▶ [WHAT YOU ARE ASKED TO DO]: Your response should be a copy of each line in the listing below that includes the word "into".

▶ [DATA TO USE]:
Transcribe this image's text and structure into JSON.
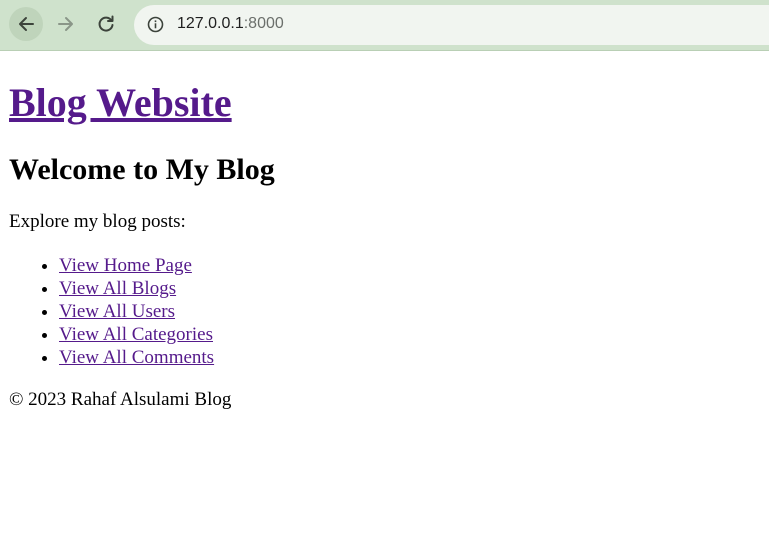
{
  "browser": {
    "url_host": "127.0.0.1",
    "url_port": ":8000",
    "icons": {
      "back": "arrow-left-icon",
      "forward": "arrow-right-icon",
      "reload": "reload-icon",
      "info": "info-icon"
    }
  },
  "page": {
    "site_title": "Blog Website",
    "welcome_heading": "Welcome to My Blog",
    "intro_text": "Explore my blog posts:",
    "links": [
      {
        "label": "View Home Page"
      },
      {
        "label": "View All Blogs"
      },
      {
        "label": "View All Users"
      },
      {
        "label": "View All Categories"
      },
      {
        "label": "View All Comments"
      }
    ],
    "footer_text": "© 2023 Rahaf Alsulami Blog"
  },
  "colors": {
    "toolbar_bg": "#cfe2cc",
    "omnibox_bg": "#f1f5f0",
    "link_visited": "#551a8b"
  }
}
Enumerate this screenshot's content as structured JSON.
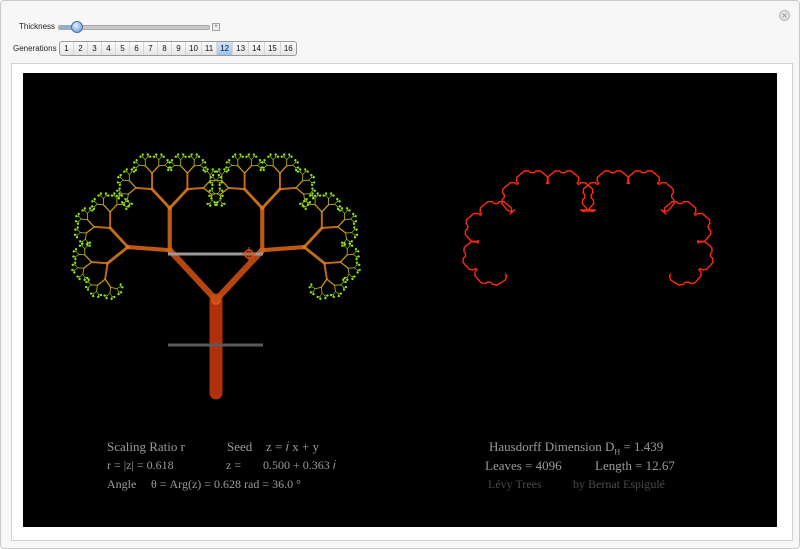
{
  "controls": {
    "thickness_label": "Thickness",
    "thickness_value": 0.1,
    "generations_label": "Generations",
    "generations_options": [
      "1",
      "2",
      "3",
      "4",
      "5",
      "6",
      "7",
      "8",
      "9",
      "10",
      "11",
      "12",
      "13",
      "14",
      "15",
      "16"
    ],
    "generations_selected": "12"
  },
  "left_captions": {
    "scaling_ratio": "Scaling Ratio r",
    "seed": "Seed",
    "seed_formula": "z = 𝑖 x + y",
    "r_value": "r = |z| = 0.618",
    "z_label": "z =",
    "z_value": "0.500 + 0.363 𝑖",
    "angle_label": "Angle",
    "angle_value": "θ = Arg(z) = 0.628 rad = 36.0 °"
  },
  "right_captions": {
    "hausdorff_label": "Hausdorff Dimension D",
    "hausdorff_sub": "H",
    "hausdorff_value": "= 1.439",
    "leaves": "Leaves = 4096",
    "length": "Length = 12.67",
    "title": "Lévy Trees",
    "author": "by Bernat Espigulé"
  },
  "colors": {
    "canvas": "#000000",
    "trunk": "#c2370e",
    "branch": "#d9791c",
    "leaf": "#8fe01a",
    "curve": "#ff2a10",
    "caption": "#9b9b9b"
  }
}
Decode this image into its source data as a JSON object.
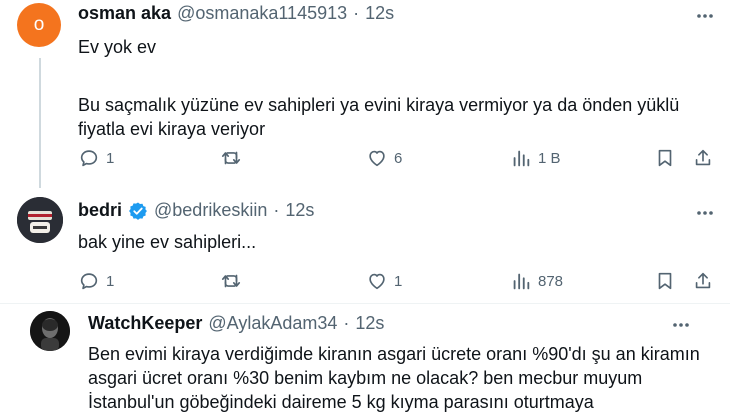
{
  "tweets": [
    {
      "avatar_letter": "o",
      "name": "osman aka",
      "handle": "@osmanaka1145913",
      "dot": "·",
      "time": "12s",
      "text_lines": [
        "Ev yok ev",
        "",
        "Bu saçmalık yüzüne ev sahipleri ya evini kiraya vermiyor ya da önden yüklü",
        "fiyatla evi kiraya veriyor"
      ],
      "replies": "1",
      "retweets": "",
      "likes": "6",
      "views": "1 B"
    },
    {
      "name": "bedri",
      "handle": "@bedrikeskiin",
      "dot": "·",
      "time": "12s",
      "text_lines": [
        "bak yine ev sahipleri..."
      ],
      "replies": "1",
      "retweets": "",
      "likes": "1",
      "views": "878"
    },
    {
      "name": "WatchKeeper",
      "handle": "@AylakAdam34",
      "dot": "·",
      "time": "12s",
      "text_lines": [
        "Ben evimi kiraya verdiğimde kiranın asgari ücrete oranı %90'dı şu an kiramın",
        "asgari ücret oranı %30 benim kaybım ne olacak? ben mecbur muyum",
        "İstanbul'un göbeğindeki daireme 5 kg kıyma parasını oturtmaya"
      ]
    }
  ],
  "colors": {
    "accent": "#1d9bf0",
    "muted": "#536471",
    "orange_avatar": "#f4741e"
  },
  "icons": [
    "more-icon",
    "reply-icon",
    "retweet-icon",
    "like-icon",
    "views-icon",
    "bookmark-icon",
    "share-icon",
    "verified-icon"
  ]
}
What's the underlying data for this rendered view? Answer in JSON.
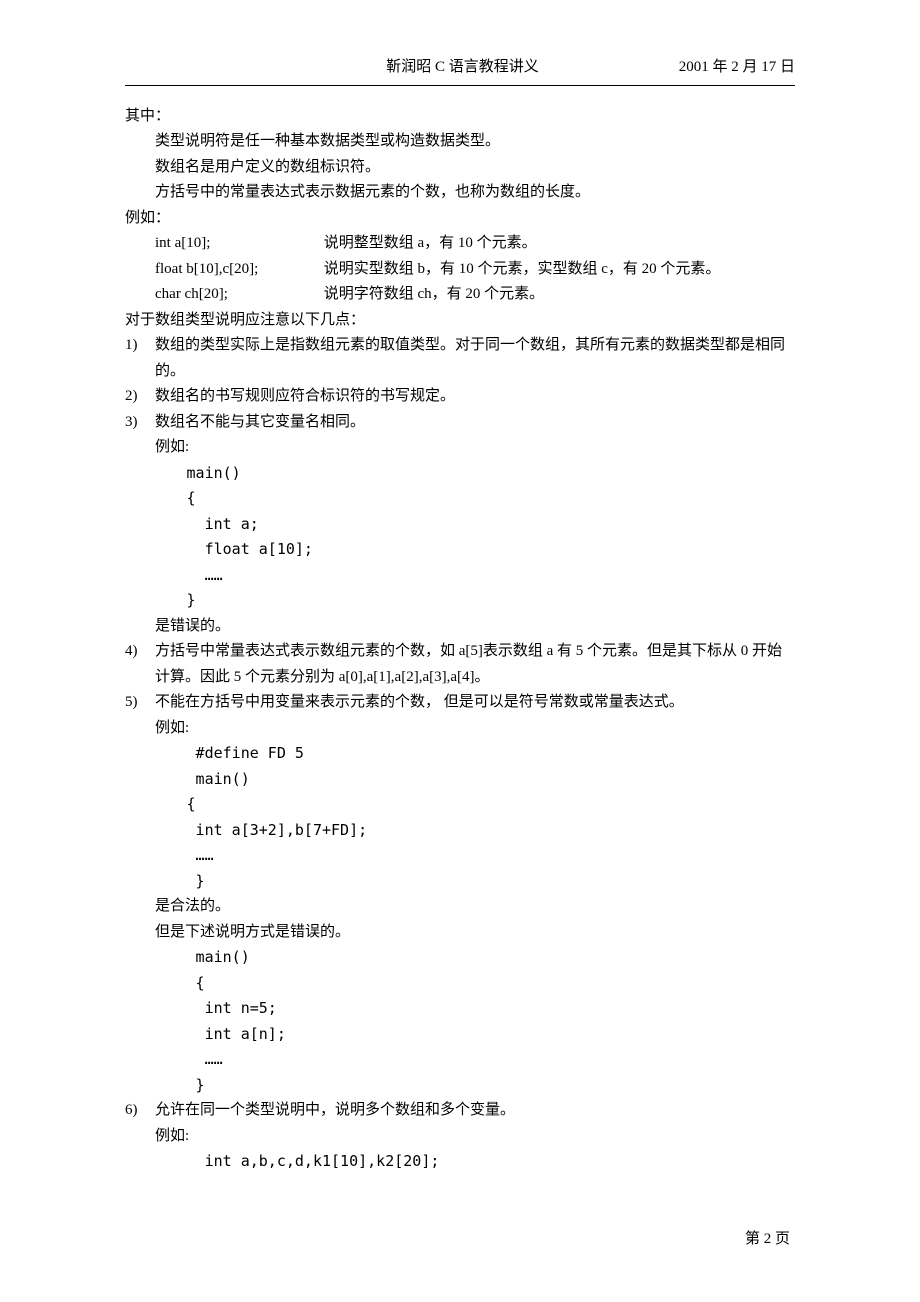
{
  "header": {
    "author_title": "靳润昭   C 语言教程讲义",
    "date": "2001 年 2 月 17 日"
  },
  "body": {
    "intro_label": "其中：",
    "intro_lines": [
      "类型说明符是任一种基本数据类型或构造数据类型。",
      "数组名是用户定义的数组标识符。",
      "方括号中的常量表达式表示数据元素的个数，也称为数组的长度。"
    ],
    "example_label": "例如：",
    "decl_rows": [
      {
        "code": "int a[10];",
        "desc": "说明整型数组 a，有 10 个元素。"
      },
      {
        "code": "float b[10],c[20];",
        "desc": "说明实型数组 b，有 10 个元素，实型数组 c，有 20 个元素。"
      },
      {
        "code": "char ch[20];",
        "desc": "说明字符数组 ch，有 20 个元素。"
      }
    ],
    "notice_heading": "对于数组类型说明应注意以下几点：",
    "points": {
      "p1": {
        "num": "1)",
        "text": "数组的类型实际上是指数组元素的取值类型。对于同一个数组，其所有元素的数据类型都是相同的。"
      },
      "p2": {
        "num": "2)",
        "text": "数组名的书写规则应符合标识符的书写规定。"
      },
      "p3": {
        "num": "3)",
        "text": "数组名不能与其它变量名相同。",
        "eg_label": "例如:",
        "code": " main()\n {\n   int a;\n   float a[10];\n   ……\n }",
        "tail": "是错误的。"
      },
      "p4": {
        "num": "4)",
        "text": "方括号中常量表达式表示数组元素的个数，如 a[5]表示数组 a 有 5 个元素。但是其下标从 0 开始计算。因此 5 个元素分别为 a[0],a[1],a[2],a[3],a[4]。"
      },
      "p5": {
        "num": "5)",
        "text": "不能在方括号中用变量来表示元素的个数， 但是可以是符号常数或常量表达式。",
        "eg_label": "例如:",
        "code1": "  #define FD 5\n  main()\n {\n  int a[3+2],b[7+FD];\n  ……\n  }",
        "mid1": "是合法的。",
        "mid2": "但是下述说明方式是错误的。",
        "code2": "  main()\n  {\n   int n=5;\n   int a[n];\n   ……\n  }"
      },
      "p6": {
        "num": "6)",
        "text": "允许在同一个类型说明中，说明多个数组和多个变量。",
        "eg_label": "例如:",
        "code": "   int a,b,c,d,k1[10],k2[20];"
      }
    }
  },
  "footer": {
    "page_label": "第 2 页"
  }
}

▶ [OUTPUT FOR THIS TASK]:
Transcribe this image's text and structure into JSON.
Decode this image into its source data as a JSON object.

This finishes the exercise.